* What this task involves
Scan the data below and pick out the lines containing the word "Sales".

* Information shown
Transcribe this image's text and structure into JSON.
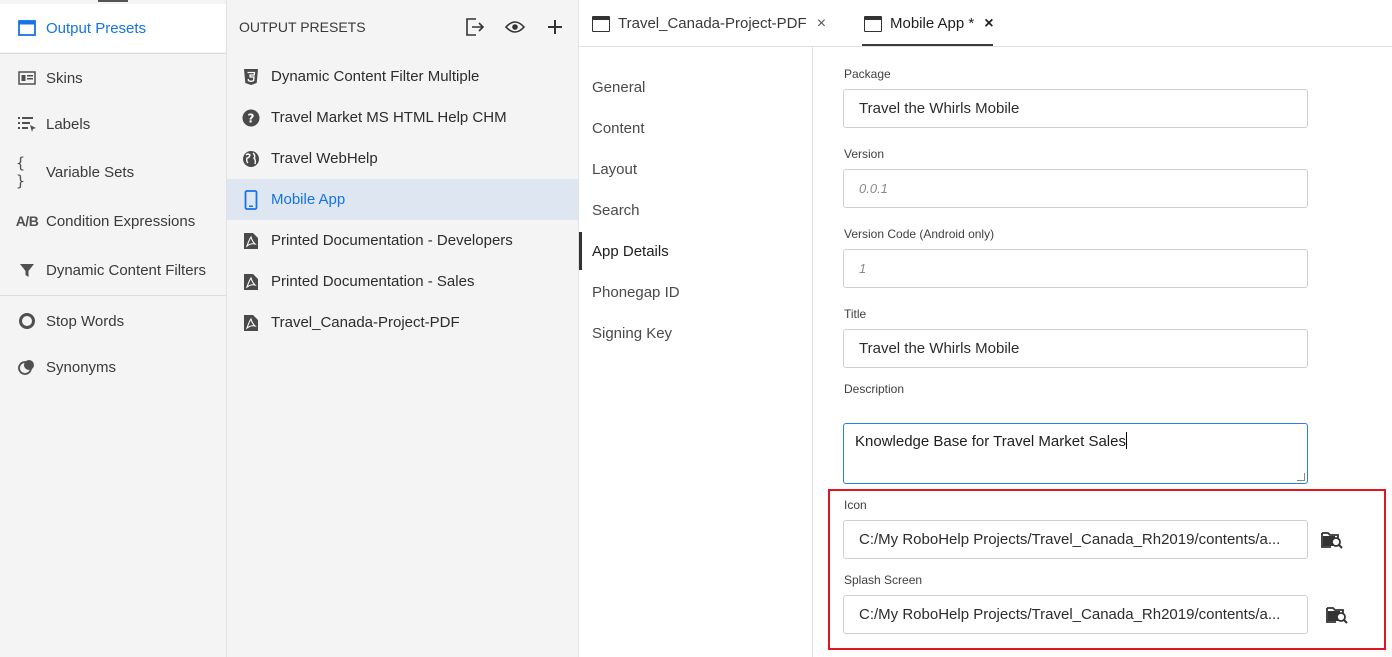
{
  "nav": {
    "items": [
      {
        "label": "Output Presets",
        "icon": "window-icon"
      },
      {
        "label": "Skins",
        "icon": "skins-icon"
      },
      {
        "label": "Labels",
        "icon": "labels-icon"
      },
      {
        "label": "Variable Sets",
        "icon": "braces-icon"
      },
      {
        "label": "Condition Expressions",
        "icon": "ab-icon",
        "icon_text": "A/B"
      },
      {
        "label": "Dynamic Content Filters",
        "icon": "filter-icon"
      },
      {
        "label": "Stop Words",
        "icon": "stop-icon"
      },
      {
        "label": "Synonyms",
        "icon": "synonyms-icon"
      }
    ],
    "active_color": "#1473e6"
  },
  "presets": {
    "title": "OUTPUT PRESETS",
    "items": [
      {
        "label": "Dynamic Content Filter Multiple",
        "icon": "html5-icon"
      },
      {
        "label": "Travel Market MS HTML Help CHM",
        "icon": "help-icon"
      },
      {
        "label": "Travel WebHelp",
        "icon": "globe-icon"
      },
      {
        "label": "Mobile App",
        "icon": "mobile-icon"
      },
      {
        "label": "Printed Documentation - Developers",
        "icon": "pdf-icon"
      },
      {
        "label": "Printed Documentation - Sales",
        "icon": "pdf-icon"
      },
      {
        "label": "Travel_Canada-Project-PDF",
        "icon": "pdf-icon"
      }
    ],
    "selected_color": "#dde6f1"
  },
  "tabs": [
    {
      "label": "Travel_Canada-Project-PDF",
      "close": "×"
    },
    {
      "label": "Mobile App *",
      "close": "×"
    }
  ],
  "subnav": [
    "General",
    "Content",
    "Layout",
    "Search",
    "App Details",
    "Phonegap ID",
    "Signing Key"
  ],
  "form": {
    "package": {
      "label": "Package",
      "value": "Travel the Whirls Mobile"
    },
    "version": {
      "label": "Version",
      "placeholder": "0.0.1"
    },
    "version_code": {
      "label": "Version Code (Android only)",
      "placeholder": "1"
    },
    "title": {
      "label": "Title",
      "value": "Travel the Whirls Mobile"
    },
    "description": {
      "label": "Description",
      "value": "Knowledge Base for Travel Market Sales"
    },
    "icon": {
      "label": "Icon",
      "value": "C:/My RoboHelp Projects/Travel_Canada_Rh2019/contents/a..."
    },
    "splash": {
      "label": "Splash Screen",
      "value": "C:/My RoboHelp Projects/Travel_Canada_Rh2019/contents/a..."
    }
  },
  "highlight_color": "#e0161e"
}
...
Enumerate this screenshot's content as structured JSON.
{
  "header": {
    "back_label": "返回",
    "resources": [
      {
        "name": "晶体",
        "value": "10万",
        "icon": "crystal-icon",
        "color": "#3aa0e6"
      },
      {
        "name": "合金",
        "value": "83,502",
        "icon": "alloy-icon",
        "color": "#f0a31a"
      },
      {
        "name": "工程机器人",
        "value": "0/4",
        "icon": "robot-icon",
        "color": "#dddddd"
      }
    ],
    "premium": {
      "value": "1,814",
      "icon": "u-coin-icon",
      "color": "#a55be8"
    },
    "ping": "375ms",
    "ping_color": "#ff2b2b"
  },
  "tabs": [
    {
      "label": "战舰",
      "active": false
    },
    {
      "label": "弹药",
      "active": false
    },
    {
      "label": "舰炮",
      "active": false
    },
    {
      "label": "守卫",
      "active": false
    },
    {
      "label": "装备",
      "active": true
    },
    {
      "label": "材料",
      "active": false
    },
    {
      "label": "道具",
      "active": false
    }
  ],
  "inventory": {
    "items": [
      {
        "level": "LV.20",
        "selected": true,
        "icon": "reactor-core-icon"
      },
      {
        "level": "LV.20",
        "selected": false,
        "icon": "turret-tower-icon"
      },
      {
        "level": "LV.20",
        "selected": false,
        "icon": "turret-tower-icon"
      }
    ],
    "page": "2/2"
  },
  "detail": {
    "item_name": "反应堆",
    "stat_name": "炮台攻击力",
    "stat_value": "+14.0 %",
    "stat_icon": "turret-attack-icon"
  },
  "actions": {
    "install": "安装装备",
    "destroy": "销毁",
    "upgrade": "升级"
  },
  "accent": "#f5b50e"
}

* Answer for this exercise
        "label": "Printed Documentation - Sales",
      "value": "Knowledge Base for Travel Market Sales"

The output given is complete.